@zyxe I should also mention that all that games that I absolutely love are not because of the violence that can be acted out in it. For example, Dead Space, I absolutely love that franchise, but it's not because I want a good bloody time (pun intended), it's because I like the characters Visceral's created, and I love the futuristic setting they've made; minus the negative aspects that hinder that universe, I wouldn't mind if our own future was like it; same goes to other games as well, like Mass Effect. I also love Star Trek and the message that gives us.
@zyxe @WTBG @experience_fade Same thing happened to me when i was in college, my classmates & teacher were watching "funny" accidental death videos (yep i said teacher). Now i would like to point out that i have played many violent games since i was a kid whereas none of my classmates were gamers, the teacher certainly wasn't, yet i was one of the few who thought it was messed up.
So if a person is violent and also happens to plays games, the chances are that he/she was violent to begin with and the games had nothing to do with it, and if a sensitive or normal person starts playing violent games they are not going to turn cruel and evil, there is no link between games and peoples behavior.
@zyxe @experience_fade Ok, firstly your classmates obviously have some serious issues. However, you're comparing apples to oranges. There's no need to feel bad when someone dies in a video game because no one actually died. The videos your describing are entirely different because, from the sound of it, real people were dying. Also, you can't just say "studies rarely prove anything" and expect that to discredit many years of research done by psychological professionals.
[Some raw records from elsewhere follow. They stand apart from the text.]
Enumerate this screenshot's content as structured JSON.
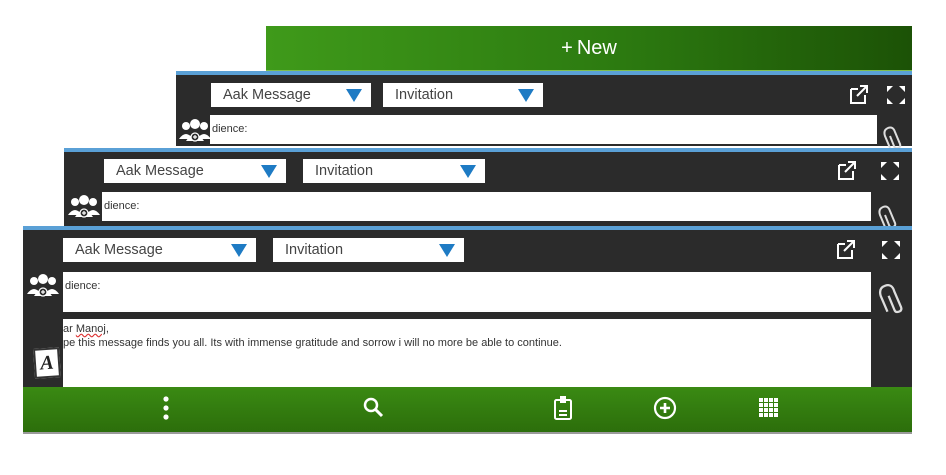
{
  "new_button": {
    "label": "New",
    "plus": "+"
  },
  "panels": [
    {
      "type_value": "Aak Message",
      "category_value": "Invitation",
      "audience_text": "dience:"
    },
    {
      "type_value": "Aak Message",
      "category_value": "Invitation",
      "audience_text": "dience:"
    },
    {
      "type_value": "Aak Message",
      "category_value": "Invitation",
      "audience_text": "dience:"
    }
  ],
  "message": {
    "greeting_prefix": "ar ",
    "greeting_name": "Manoj",
    "greeting_suffix": ",",
    "body": "pe this message finds you all. Its with immense gratitude and sorrow i will no more be able to continue."
  },
  "format_button": {
    "glyph": "A"
  },
  "colors": {
    "accent_blue": "#1e7bc4",
    "top_line": "#5aa0d6",
    "panel_dark": "#2b2b2b",
    "green_bar": "#2c7a10"
  },
  "icons": {
    "popout": "external-link-icon",
    "expand": "expand-icon",
    "attach": "paperclip-icon",
    "audience": "people-group-icon",
    "more": "vertical-dots-icon",
    "search": "search-icon",
    "clipboard": "clipboard-icon",
    "add": "plus-circle-icon",
    "grid": "grid-icon"
  }
}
@WTBG @experience_fade because studies rarely prove anything, really (IMO). they have to have a really huge sample of people and go over a long time period, and it's virtually impossible to tell what has really caused such violence. i remember being in a lab for school and being sickened by my classmates watching people die in "funny" accidents in videos online. i don't think it would cause them to go out and commit murder, but it's desensitizing in subtle ways where we start taking humor from others' suffering, and that can affect us in many ways that studies haven't shown or gone into.